### YOUR GOAL
When you print the records below, keep every word exact and leave out the images.

━━━ MATERIAL FOR THE TASK ━━━

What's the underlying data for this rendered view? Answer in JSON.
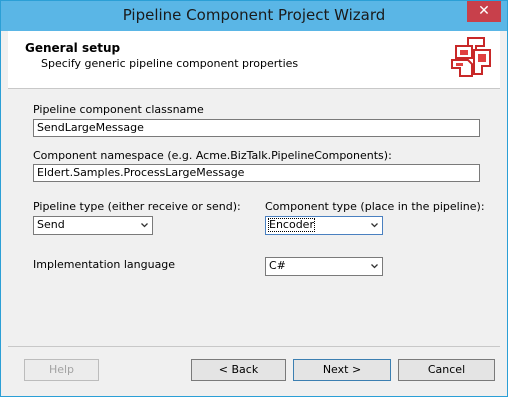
{
  "window": {
    "title": "Pipeline Component Project Wizard",
    "close_glyph": "✕"
  },
  "header": {
    "title": "General setup",
    "subtitle": "Specify generic pipeline component properties",
    "logo_icon": "pipeline-wizard-logo-icon"
  },
  "form": {
    "classname_label": "Pipeline component classname",
    "classname_value": "SendLargeMessage",
    "namespace_label": "Component namespace (e.g. Acme.BizTalk.PipelineComponents):",
    "namespace_value": "Eldert.Samples.ProcessLargeMessage",
    "pipeline_type_label": "Pipeline type (either receive or send):",
    "pipeline_type_value": "Send",
    "component_type_label": "Component type (place in the pipeline):",
    "component_type_value": "Encoder",
    "language_label": "Implementation language",
    "language_value": "C#"
  },
  "buttons": {
    "help": "Help",
    "back": "< Back",
    "next": "Next >",
    "cancel": "Cancel"
  },
  "colors": {
    "titlebar": "#5ab6e6",
    "border": "#2b9fd6",
    "close": "#c8404b",
    "dialog_bg": "#f0f0f0"
  }
}
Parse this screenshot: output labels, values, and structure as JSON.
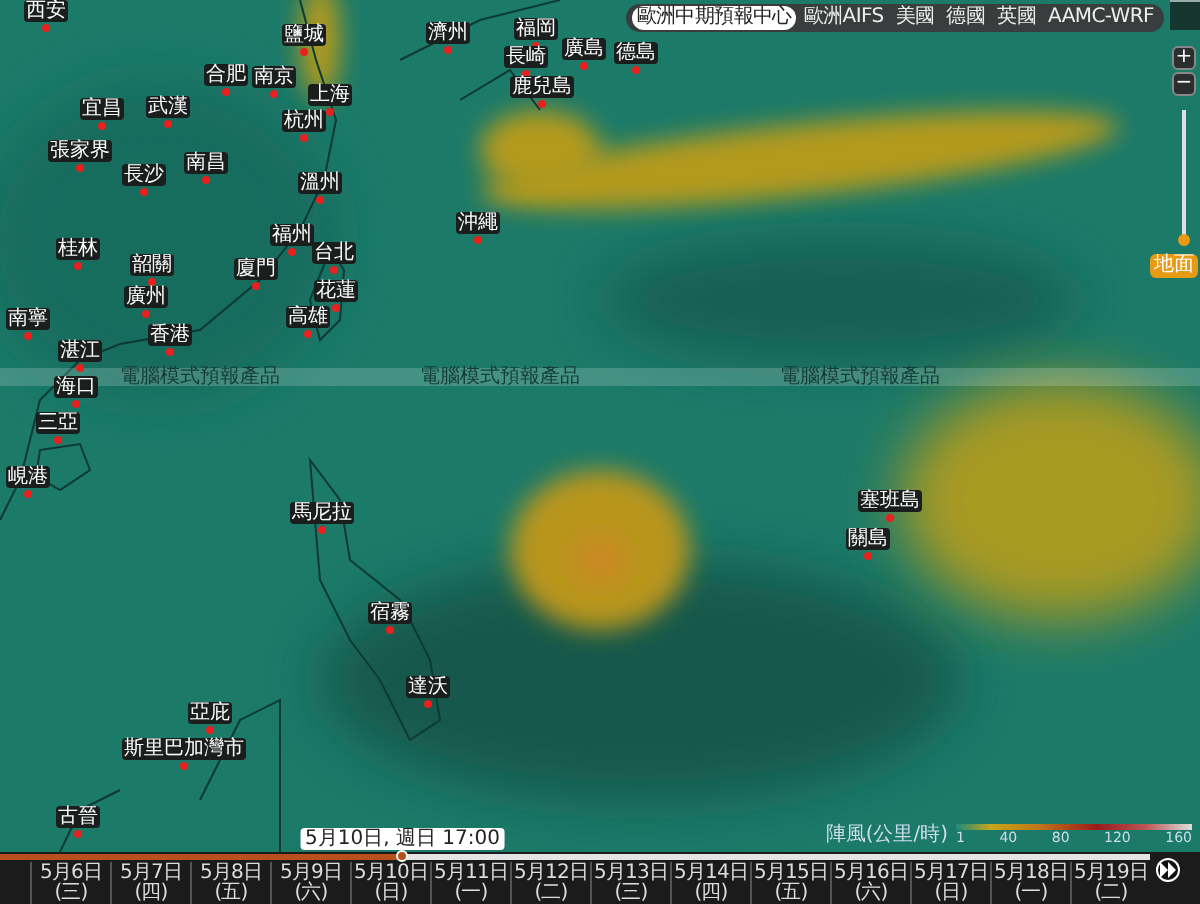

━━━

### TASK ANSWER
What's the underlying data for this rendered view? Answer in JSON.
{
  "window": {
    "title": "Pipeline Component Project Wizard",
    "close_glyph": "✕"
  },
  "header": {
    "title": "General setup",
    "subtitle": "Specify generic pipeline component properties",
    "logo_icon": "pipeline-wizard-logo-icon"
  },
  "form": {
    "classname_label": "Pipeline component classname",
    "classname_value": "SendLargeMessage",
    "namespace_label": "Component namespace (e.g. Acme.BizTalk.PipelineComponents):",
    "namespace_value": "Eldert.Samples.ProcessLargeMessage",
    "pipeline_type_label": "Pipeline type (either receive or send):",
    "pipeline_type_value": "Send",
    "component_type_label": "Component type (place in the pipeline):",
    "component_type_value": "Encoder",
    "language_label": "Implementation language",
    "language_value": "C#"
  },
  "buttons": {
    "help": "Help",
    "back": "< Back",
    "next": "Next >",
    "cancel": "Cancel"
  },
  "colors": {
    "titlebar": "#5ab6e6",
    "border": "#2b9fd6",
    "close": "#c8404b",
    "dialog_bg": "#f0f0f0"
  }
}
Parse this screenshot: output labels, values, and structure as JSON.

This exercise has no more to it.